This month I joined a couple of my fellow bloger's and friends in the event "This book makes me cook". An event where we decide on a book and each of us would blog about the food the book inspired us to cook.The book that was chosen for September was any of J.K.Rowling's Harry Potter books. Among the 7 I found a couple of them that were good and kept me engaged. However, I am very partial to Harry Potter and the Sorcerer's Stone because of the way the story unfolded. The railway station and journey through the nine and nine and 3/4 platform to board Hogwrats Express, the Diagon Alley, the adventures with the magical cloak were all very interesting. If Enid Blyton wrote about girls(Muggles) in boarding school, Harry Potter was about wizards in boarding school, so feasts were very common.
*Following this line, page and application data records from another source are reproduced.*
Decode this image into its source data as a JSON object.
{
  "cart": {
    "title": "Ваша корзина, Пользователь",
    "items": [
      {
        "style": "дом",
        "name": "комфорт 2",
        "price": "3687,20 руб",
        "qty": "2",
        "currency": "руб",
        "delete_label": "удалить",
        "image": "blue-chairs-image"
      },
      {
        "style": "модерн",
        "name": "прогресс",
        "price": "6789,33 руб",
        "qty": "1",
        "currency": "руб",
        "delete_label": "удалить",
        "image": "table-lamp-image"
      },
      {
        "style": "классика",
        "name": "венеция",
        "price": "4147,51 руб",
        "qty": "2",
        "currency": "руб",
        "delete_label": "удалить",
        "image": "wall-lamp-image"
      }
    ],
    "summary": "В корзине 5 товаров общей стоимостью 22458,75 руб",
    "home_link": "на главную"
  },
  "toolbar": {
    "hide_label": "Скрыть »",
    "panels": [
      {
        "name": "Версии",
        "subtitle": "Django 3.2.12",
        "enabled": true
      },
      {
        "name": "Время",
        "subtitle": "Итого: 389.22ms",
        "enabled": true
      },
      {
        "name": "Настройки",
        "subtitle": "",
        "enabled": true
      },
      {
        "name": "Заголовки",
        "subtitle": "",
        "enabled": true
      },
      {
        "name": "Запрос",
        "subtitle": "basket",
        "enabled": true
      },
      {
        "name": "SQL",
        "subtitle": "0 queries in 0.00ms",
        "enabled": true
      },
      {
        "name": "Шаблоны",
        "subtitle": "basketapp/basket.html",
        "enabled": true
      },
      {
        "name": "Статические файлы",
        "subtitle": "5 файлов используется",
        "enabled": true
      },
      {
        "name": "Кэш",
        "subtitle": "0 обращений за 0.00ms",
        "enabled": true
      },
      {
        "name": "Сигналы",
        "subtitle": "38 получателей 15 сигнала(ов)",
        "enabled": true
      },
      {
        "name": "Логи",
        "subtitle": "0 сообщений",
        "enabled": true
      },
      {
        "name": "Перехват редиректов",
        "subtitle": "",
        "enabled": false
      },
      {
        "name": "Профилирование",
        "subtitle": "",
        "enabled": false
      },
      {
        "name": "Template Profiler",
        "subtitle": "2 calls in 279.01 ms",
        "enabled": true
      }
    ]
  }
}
Harry had never in all his life had such a Christmas dinner. a hundred fat, roast turkeys; mountains of roast and boiled potatoes; platters of chipolatas; tureens of buttered peas, silver boats of thick , rich gravy and cranberry sauce - and stacks of wizard crackers every few feet along the table. These fantastic party favors were nothing like the feeble Muggle ones the Dursley's usually bought, with their little plastic toys and their flimsy paper hats inside. Harry pulled a wizard cracker with Fred and it didn't just bang, it went off with a blast like a cannon and engulfed them all in a cloud of blue smoke, while from the inside exploded a rear admiral's hat and several live, white mice. Up at the High Table, Dumbledore had swapped his pointed wizard's hat for a flowered bonnet, and was chuckling merrily at a joke Professor Flitwick had just read him.
Flamming Christmas pudding followed the turkey. Percy nearly broke his teeth on a silver embedded in his slice....
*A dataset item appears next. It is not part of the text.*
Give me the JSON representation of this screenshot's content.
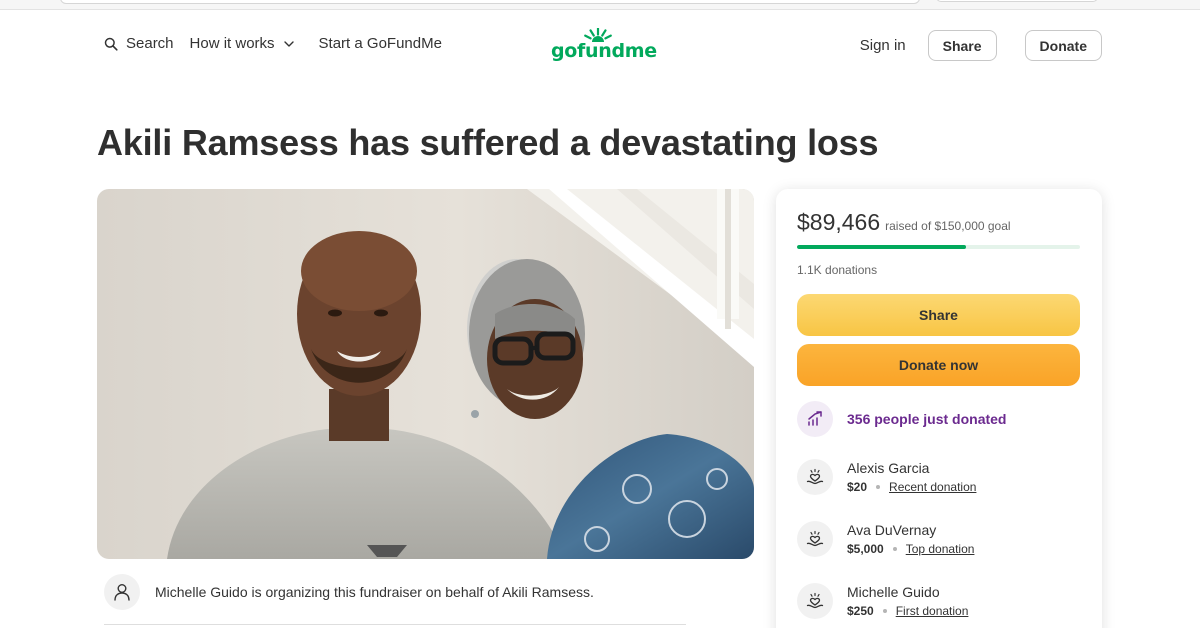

Christmas pudding! wow! looks like forever I have read about the pudding and never have tried one. I don't remember seeing one in the local stores so I decided to make my own. I had to look for recipes and even look at pictures to figure out they looked. Then I referred to Nigella Lawsons recipe and adapted her version. However, I did not use a whole lot of rum or the vodka because my daughter was in charge of mixing it up. I liked what I tasted in the end, and was thrilled that I could make something moist and in the cake form without the oven.
Molds/Cups - 4
Raisins (dark)- 1/4 cup
Golden Raisin - 1/4 cup
Dry Cherries - 1/4 cup
Apricot - 1/4 cup
Orange Juice - 1 whole Orange
Orange zest - 1 whole Orange
Brown Sugar- 1/4 cup
Butter - 1/4 cup
Self raising flour- 1/4 cup
Bread crumbs - 1/4 cup
Vanilla - 1 tsp
Egg - 1
Rum- 1 tsp
Apple - 1 peeled and grated
All spice powder - 1/2 tsp
Water - for the rice cooker
Cherries - 10 for garnish
1. Mix all the dry fruits and soak in orange juice for 30 minutes.
2. Mix the rest of the ingredients in it and spoon them into the 4 moulds or cups and place in idli plates.
3. Pour about 3 cups of water in your rice cooker and place the idli plates in it and cover and cook for 45 - 60 minutes.
4. Remove and pudding from the bowl and serve it hot or cold with cherries.
Note: I did not add vodka over this pudding and do some flamming because I wanted to avoid vodka for my 4 yr old.